Expat Forum For People Moving Overseas And Living Abroad banner

1 - 1 of 1 Posts

·
Banned
Joined
·
534 Posts
Discussion Starter · #1 ·
Hi All,

Here is an update of what’s been happening in the Currency Markets throughout October with the Kiwi Dollar.

NBNZ (National Bank of New Zealand) Business Confidence continued its climb from May this year with 49.1% expecting improved conditions going forward. Such robust levels have not been observed in the last decade - since the Asian Economic Crisis took hold of the region. Meanwhile, new Building Consents remained low (1.7%) despite being the highest monthly figure in a year.

The respected NZIER (New Zealand Institute of Economic Research) quarterly survey of business confidence jumped to its highest level in a decade in Q3 as a net 36% of firms now expect general business conditions to improve in the next 6 months, reversing the previous surveys net 25% of respondents expecting conditions to worsen. The survey was not all rosy as employment and investment intentions still remain mired in negative territory. The recent improvement in business confidence is, as yet, not being translated into real activity and may be reflecting relief that the worst is over more than anything else.

In October Retail Sales (+1.1% m/m) beat market expectations and reinforced the view that the RBNZ (Reserve Bank of New Zealand) will have to start raising rates in Q1 2010. Core retail sales, excluding autos, rose by 1.2% as the warmest August on record fuelled consumer purchases of clothing and soft goods. Consumer Prices (+1.3% q/q, annualised) also added weight to tightening expectations showing inflation has not moderated as expected; the latest increased driven by higher food prices, government charges and airfares.

In good news for the general economy both permanent/long-term migrants (+17k y/y)and visitor arrivals (+9.3% y/y) recorded strong growth in September. The net gain in permanent migrants was the highest annual rise in 5 years and looks to be stabilizing after tighter immigration rules and the global financial crisis drove more New Zealanders overseas. Short-term arrivals recorded the largest monthly gain since April 2006, led by visitors from Australia and the US. The RBNZ has cited recent strong migration as a factor for improvements in the property market and domestic demand, however, consumers remain cautious as the country battles to emerge from recession as seen in a fall in Credit Card Spending (-1.0% m/m) that has been reined back due high interest rates and a reluctance to incur discretionary debt.

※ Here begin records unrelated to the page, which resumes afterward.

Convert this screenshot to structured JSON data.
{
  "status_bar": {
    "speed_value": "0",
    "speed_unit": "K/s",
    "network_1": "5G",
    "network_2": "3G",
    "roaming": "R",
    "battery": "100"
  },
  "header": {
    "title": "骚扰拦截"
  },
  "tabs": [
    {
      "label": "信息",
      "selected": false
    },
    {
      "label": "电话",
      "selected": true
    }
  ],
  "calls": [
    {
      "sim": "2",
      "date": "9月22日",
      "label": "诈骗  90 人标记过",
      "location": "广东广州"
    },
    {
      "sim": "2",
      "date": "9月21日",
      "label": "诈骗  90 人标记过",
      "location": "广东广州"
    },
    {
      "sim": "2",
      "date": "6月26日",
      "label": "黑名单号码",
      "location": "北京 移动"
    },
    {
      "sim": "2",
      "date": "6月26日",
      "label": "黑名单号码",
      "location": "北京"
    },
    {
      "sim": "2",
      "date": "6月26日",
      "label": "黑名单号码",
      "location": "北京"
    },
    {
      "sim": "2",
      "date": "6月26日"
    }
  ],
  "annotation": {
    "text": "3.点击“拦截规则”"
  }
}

As expected the RBNZ left rates on hold at 2.5% last week and Governor Bollard issued an unexpectedly dovish statement that had market traders paring back expectations of a rate rise as early as January. Bollard still sees ‘significant vulnerabilities and challenges’ for the economy and indeed does not expect to have to raise rates before July 2010; despite these comments the market is still pricing March as the month for the first hike towards a more neutral policy. New Dwelling Consents (+3.3% m/m) gave further evidence of stabilisation in the housing market and recorded an increase for the 3rd straight month.

This week employment data will be the main event on the domestic front.

Current Central Bank Rates:

New Zealand (Reserve Bank): 2.50% (Next meeting 10th December)
UK (Bank of England): 0.50% (Next meeting 5th November)

GBP/NZD Highs & Lows of October:

High: 2.2974
Low: 2.1295

A movement of: 7.88%

Difference this would make on £200k

High: 459,480 NZD
Low: 425,900 NZD

A difference of: 33,580 NZD

Whilst FX isn't the most thrilling of subjects, the sooner you begin to think about your money transfers, the more likely you are to make your money go further.

Regards




Jon Sermon
HiFX
 
1 - 1 of 1 Posts
Top